The introduction of genetically engineered crops has led to a massive increase in the use of pesticides globally. Planted for the first time in the mid-1990s, nearly all of these crops to date have been engineered to either express an insecticide, resist an herbicide, or both. Today, 94 percent of soy is genetically engineered, mostly to be resistant to Monsanto’s glyphosate-based herbicide Roundup. Prior to the introduction of these “Roundup-Ready” crops, farmers had to be judicious about using weed-killer; but Roundup-resistant crops meant farmers could spray more and more often — and they did. From 1990 to 2014, the amount of glyphosate, the active ingredient in Roundup, jumped from 7.7 million pounds to 250 million — a 1,347 percent increase with most of that used on genetically engineered crops like the soy in those Impossible Foods burgers. Today, glyphosate is the most widely used herbicide in the world.
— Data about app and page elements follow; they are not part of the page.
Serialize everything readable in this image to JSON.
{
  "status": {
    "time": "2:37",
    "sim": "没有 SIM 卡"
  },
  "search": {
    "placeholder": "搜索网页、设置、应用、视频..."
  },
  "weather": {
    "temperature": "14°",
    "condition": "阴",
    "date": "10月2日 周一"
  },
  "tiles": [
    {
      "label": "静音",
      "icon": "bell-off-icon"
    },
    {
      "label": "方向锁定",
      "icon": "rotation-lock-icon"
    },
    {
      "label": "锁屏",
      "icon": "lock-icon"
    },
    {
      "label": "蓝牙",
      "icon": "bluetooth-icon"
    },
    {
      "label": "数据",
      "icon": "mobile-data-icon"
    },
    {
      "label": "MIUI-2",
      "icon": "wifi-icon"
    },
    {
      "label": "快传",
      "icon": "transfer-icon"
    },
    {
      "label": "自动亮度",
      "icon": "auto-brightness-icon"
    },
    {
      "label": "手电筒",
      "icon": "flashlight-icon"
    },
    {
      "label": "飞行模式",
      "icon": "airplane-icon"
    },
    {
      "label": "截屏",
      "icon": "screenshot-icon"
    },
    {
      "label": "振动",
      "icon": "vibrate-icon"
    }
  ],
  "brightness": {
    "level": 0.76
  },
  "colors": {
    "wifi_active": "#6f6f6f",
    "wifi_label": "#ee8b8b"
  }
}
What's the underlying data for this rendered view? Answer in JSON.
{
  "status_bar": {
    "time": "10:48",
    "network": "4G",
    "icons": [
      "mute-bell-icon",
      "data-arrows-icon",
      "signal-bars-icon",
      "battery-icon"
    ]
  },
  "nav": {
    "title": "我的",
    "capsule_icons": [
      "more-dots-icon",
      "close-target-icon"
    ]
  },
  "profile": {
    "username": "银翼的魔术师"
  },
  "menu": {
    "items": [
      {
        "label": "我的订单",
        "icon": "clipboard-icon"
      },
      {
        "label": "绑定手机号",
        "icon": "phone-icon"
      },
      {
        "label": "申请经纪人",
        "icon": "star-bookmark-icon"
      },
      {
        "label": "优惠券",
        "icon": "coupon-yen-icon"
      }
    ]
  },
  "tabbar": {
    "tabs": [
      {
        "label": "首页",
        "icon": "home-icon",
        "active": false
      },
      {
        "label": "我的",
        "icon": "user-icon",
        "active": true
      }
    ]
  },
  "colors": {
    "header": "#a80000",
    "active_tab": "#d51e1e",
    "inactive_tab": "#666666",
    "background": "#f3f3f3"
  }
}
There is mounting evidence about the ecological impact of this boom. In China, researchers found that glyphosate exposure led to honeybee larvae deaths. In the United States, studies have connected Monarch butterfly decline with glyphosate use, particularly as milkweed on which the butterfly depends has been decimated. Another study found Roundup use resulted in a 70 percent decline in the “species richness of tadpoles.” And yet another found that the herbicide adversely affects “soil and intestinal microflora and plant disease resistance” and is “toxic to a range of aquatic organisms.”
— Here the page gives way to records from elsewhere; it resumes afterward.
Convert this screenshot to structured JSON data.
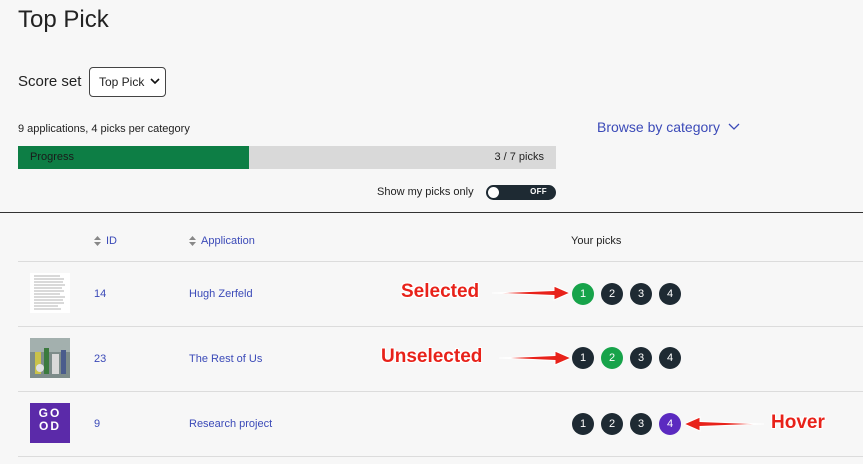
{
  "header": {
    "title": "Top Pick"
  },
  "score_set": {
    "label": "Score set",
    "selected": "Top Pick"
  },
  "summary": {
    "text": "9 applications, 4 picks per category"
  },
  "browse": {
    "label": "Browse by category"
  },
  "progress": {
    "label": "Progress",
    "count_text": "3 / 7 picks",
    "value": 0.43,
    "fill_color": "#0d7e45"
  },
  "my_picks_toggle": {
    "label": "Show my picks only",
    "state": "OFF"
  },
  "table": {
    "columns": {
      "id": "ID",
      "application": "Application",
      "your_picks": "Your picks"
    },
    "rows": [
      {
        "id": "14",
        "application": "Hugh Zerfeld",
        "picks": [
          "1",
          "2",
          "3",
          "4"
        ],
        "state": "pick-1-selected"
      },
      {
        "id": "23",
        "application": "The Rest of Us",
        "picks": [
          "1",
          "2",
          "3",
          "4"
        ],
        "state": "pick-2-selected"
      },
      {
        "id": "9",
        "application": "Research project",
        "thumbnail_text": "GO OD",
        "picks": [
          "1",
          "2",
          "3",
          "4"
        ],
        "state": "pick-4-hover"
      }
    ]
  },
  "annotations": {
    "selected": "Selected",
    "unselected": "Unselected",
    "hover": "Hover"
  },
  "colors": {
    "selected": "#17a34a",
    "default": "#1e2a33",
    "hover": "#5b2ac0",
    "link": "#3b4ab8",
    "callout": "#e8221a"
  }
}
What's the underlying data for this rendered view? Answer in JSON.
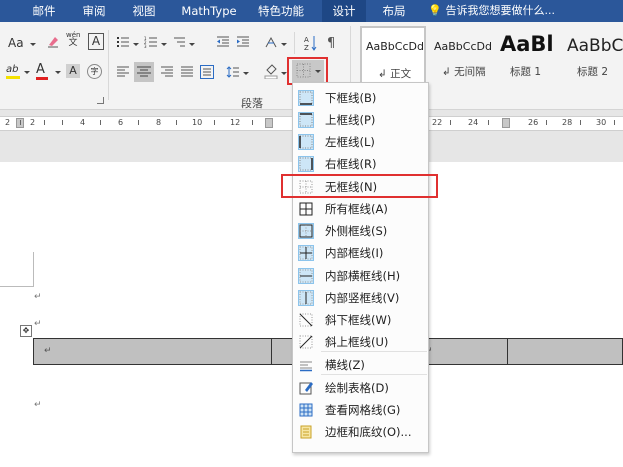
{
  "tabs": [
    "邮件",
    "审阅",
    "视图",
    "MathType",
    "特色功能",
    "设计",
    "布局"
  ],
  "search": {
    "placeholder": "告诉我您想要做什么..."
  },
  "ribbon": {
    "font_size_label": "Aa",
    "phonetic_label": "wén",
    "clear_format_label": "A",
    "highlight_label": "ab",
    "font_color_label": "A",
    "char_shading_label": "A",
    "enclose_label": "字",
    "styles_dialog_hint": "",
    "group_label": "段落",
    "styles": [
      {
        "sample": "AaBbCcDd",
        "label": "正文"
      },
      {
        "sample": "AaBbCcDd",
        "label": "无间隔"
      },
      {
        "sample": "AaBl",
        "label": "标题 1"
      },
      {
        "sample": "AaBbC",
        "label": "标题 2"
      }
    ]
  },
  "ruler_numbers": [
    "2",
    "2",
    "4",
    "6",
    "8",
    "10",
    "12",
    "22",
    "24",
    "26",
    "28",
    "30",
    "32"
  ],
  "menu": {
    "items": [
      {
        "label": "下框线(B)",
        "icon": "bottom-border-icon"
      },
      {
        "label": "上框线(P)",
        "icon": "top-border-icon"
      },
      {
        "label": "左框线(L)",
        "icon": "left-border-icon"
      },
      {
        "label": "右框线(R)",
        "icon": "right-border-icon"
      },
      {
        "label": "无框线(N)",
        "icon": "no-border-icon"
      },
      {
        "label": "所有框线(A)",
        "icon": "all-borders-icon"
      },
      {
        "label": "外侧框线(S)",
        "icon": "outside-borders-icon"
      },
      {
        "label": "内部框线(I)",
        "icon": "inside-borders-icon"
      },
      {
        "label": "内部横框线(H)",
        "icon": "inside-horizontal-border-icon"
      },
      {
        "label": "内部竖框线(V)",
        "icon": "inside-vertical-border-icon"
      },
      {
        "label": "斜下框线(W)",
        "icon": "diagonal-down-border-icon"
      },
      {
        "label": "斜上框线(U)",
        "icon": "diagonal-up-border-icon"
      },
      {
        "label": "横线(Z)",
        "icon": "horizontal-line-icon"
      },
      {
        "label": "绘制表格(D)",
        "icon": "draw-table-icon"
      },
      {
        "label": "查看网格线(G)",
        "icon": "view-gridlines-icon"
      },
      {
        "label": "边框和底纹(O)...",
        "icon": "borders-shading-icon"
      }
    ]
  },
  "document": {
    "return_mark": "↵",
    "move_handle": "✥"
  },
  "colors": {
    "tab_blue": "#2b579a",
    "highlight_red": "#e03030",
    "table_gray": "#c0c0c0"
  }
}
Then, there’s the human health impacts of the pesticides used on genetically engineered soy, specifically glyphosate-based weed-killers. In 2015, the World Health Organization’s cancer research agency issued a declaration based on a review of peer-reviewed literature that glyphosate was a probable cause of cancer. Just last month, a California jury awarded $2 billion in punitive damages and economic losses to a California couple suffering from non-Hodgkin lymphoma who had used glyphosate-based herbicides for decades. It was the third legal loss for Bayer, which recently purchased Monsanto, the world’s largest producer of Roundup. More than 13,000 cases are pending.
Growing genetically engineered crops, and the agrochemicals used in concert with them, affects more than just those handling pesticides. We’ve seen this on the Hawaiian island of Kauai`i, for example, which is ground zero for the development and testing of genetically engineered seeds. There, the fields abut schools, hospitals, and neighborhoods in communities that have seen spikes of asthma, cancers, and birth defects linked to drift and runoff from pesticides.
In an era of a climate emergency, we need to be working, with ever greater urgency, to eliminate our dependence on toxic pesticides—not doubling down on it.
Impossible Foods’ embrace of genetically engineered soy comes at the same time a new wave of these crops enters the market, posing a new set of risks. As weed resistance to glyphosate has grown — now with more than 40 glyphosate-resistant weed species and counting — companies have been genetically engineering soy to resist other herbicides like dicamba and 2,4-D, chemicals with long track records of toxicity and ecosystem concerns. Many farmers across the Midwest have already been devastated by crop failure as a direct result of drift from these pesticides.
Consumers are increasingly seeking “health and wellness claims,” twenty percent more than in 2016, found a recent poll by L.E.K. Consulting. These conscientious consumers are driving the boom in plant-based alternatives to meat and dairy and products raised without toxic chemicals. Impossible Foods’ spin is trying to tap this planet-friendly public sentiment, but its commitment to genetically engineered soy belies a growing body of evidence that these crops are harming, not helping, the planet. In an era of a climate emergency and biodiversity crisis, we need to be working, with ever greater urgency, to eliminate our dependence on toxic pesticides — not doubling down on it.